- Each of the 121 FOI requests referred to in  and  above seeks further information about an incident referred to in the spreadsheet that the Department published on its disclosure log in August 2012. The requests relate to different incidents, but I am satisfied (for the purposes of s 24(2)(b)) that each request relates to documents the subject matter of which is substantially the same: that is, documents referred to in the spreadsheet and relating to incidents within the detention network between 3 October 2009 and 26 May 2011.This approach is consistent with the scheme of the FOI Act, which strikes a balance between facilitating a person’s right to access documents and allowing an agency to provide that access as efficiently as possible.
The broader ramifications of Dr Popple's interpretation of the act are interesting or concerning depending on your perspective.
Could any agency emboldened,Treasury for instance, argue requests for different documents mentioned or referred to in the 2014-15 Budget papers, or for any documents prepared on any subject in the lead up to the budget, referenced in that context and timeline, are requests for documents the subject matter of which is substantially the same?
In his decision, which relates to nine separate applications for IC review from ten IC review applicants, each expressed in identical terms, Dr Popple rejected [22-27] another aspect of Immigration's decision ruling the Department cannot treat as having been withdrawn those of the 121 FOI requests whose applicants advised the Department, during the request consultation process, that they did not wish to withdraw or revise their requests. The Department has been ordered to continue to process those requests.
So the issue drags on and on. Immigration could do what it will in the light of the decision, or the Department, Farrell or any of the other OAIC review applicants left standing could seek review by the AAT - the first mentioned is probably better placed to fork out the $861 required.
Immigration's approach to dealing with these applications may have had the desired effect of holding the line and seeing off most of those involved who were interested in the issue at the time but not in jumping all the hurdles faced on the way through.
As not all aspects of that tortured reasoning of a year ago surfaced in Dr Popple's decision here is a recap of the path Immigration followed. It's turning out to be a tribute to 'smart lawyering' but no great advertisement for transparency and accountability.
- requests made within a two week period in June and July for different reports by different people about different incidents often in different detention centres could be dealt with as a single request as the documents requested are 'documents the subject matter of which is substantially the same';
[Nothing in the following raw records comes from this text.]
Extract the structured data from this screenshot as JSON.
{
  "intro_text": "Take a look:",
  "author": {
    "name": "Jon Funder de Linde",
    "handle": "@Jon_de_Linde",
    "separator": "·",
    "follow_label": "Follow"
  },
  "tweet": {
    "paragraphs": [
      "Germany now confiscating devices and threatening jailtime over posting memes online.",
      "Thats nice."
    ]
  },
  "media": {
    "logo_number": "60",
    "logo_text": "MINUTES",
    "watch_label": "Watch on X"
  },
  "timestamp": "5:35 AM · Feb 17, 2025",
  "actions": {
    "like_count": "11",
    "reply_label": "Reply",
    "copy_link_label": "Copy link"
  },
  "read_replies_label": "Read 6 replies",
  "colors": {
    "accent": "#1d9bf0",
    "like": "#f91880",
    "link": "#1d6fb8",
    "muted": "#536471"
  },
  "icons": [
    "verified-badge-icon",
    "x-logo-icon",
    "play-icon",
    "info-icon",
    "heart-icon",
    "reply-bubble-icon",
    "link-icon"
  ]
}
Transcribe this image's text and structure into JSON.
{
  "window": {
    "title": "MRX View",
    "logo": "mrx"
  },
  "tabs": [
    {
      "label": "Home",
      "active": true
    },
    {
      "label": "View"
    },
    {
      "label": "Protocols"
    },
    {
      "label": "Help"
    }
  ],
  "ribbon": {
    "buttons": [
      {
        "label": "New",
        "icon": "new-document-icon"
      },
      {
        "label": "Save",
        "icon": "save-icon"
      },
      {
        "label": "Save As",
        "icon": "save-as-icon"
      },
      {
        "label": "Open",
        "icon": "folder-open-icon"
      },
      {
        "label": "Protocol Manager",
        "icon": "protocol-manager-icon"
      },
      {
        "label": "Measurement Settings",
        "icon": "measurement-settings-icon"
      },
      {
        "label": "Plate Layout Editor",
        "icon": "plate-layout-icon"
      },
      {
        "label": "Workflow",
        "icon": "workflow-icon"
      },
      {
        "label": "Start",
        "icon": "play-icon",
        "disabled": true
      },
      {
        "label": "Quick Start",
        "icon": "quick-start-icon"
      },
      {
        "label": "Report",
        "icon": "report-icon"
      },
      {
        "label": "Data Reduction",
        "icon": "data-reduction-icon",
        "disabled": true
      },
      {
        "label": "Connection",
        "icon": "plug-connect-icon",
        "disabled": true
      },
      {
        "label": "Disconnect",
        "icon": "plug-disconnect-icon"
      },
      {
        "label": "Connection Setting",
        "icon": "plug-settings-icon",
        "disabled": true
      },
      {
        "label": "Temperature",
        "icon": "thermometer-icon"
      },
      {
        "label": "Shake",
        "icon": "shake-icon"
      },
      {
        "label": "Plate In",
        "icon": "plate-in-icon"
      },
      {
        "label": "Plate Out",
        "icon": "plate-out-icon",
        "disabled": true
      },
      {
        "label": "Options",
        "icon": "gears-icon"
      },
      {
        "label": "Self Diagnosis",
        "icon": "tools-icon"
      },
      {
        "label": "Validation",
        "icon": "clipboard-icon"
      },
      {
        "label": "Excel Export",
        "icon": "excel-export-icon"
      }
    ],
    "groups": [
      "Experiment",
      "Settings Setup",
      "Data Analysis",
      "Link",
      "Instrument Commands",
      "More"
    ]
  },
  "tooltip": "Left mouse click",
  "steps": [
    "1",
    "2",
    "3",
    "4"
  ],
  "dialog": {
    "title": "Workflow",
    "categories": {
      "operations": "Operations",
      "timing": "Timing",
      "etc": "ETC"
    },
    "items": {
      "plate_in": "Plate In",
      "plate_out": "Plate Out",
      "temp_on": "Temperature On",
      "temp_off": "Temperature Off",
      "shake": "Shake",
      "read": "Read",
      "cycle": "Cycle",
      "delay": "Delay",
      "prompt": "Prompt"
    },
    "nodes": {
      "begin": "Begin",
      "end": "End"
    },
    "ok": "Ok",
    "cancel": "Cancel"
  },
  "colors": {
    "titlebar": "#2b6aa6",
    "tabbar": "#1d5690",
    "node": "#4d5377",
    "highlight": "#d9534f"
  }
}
- the time required to process what was regarded as a single application was three hours, the estimate for a single request of this kind, times the number of requests;
- the resulting total time to process what was taken to be a single request would involve substantial and unreasonable diversion of resources away from other tasks, a practical refusal reason under s 24AA. (Before s 24AA can be activated, the applicant must be consulted and given an opportunity to revise the request. If the applicant does not respond, the agency can deem the request to be withdrawn.)
- when some of those consulted didn't respond the request was deemed to have been withdrawn, even of those applicants who responded they did not wish to revise their request. As a deemed withdrawal is not an access refusal decision, none of the requesters had a right to review by the Australian Information Commissioner.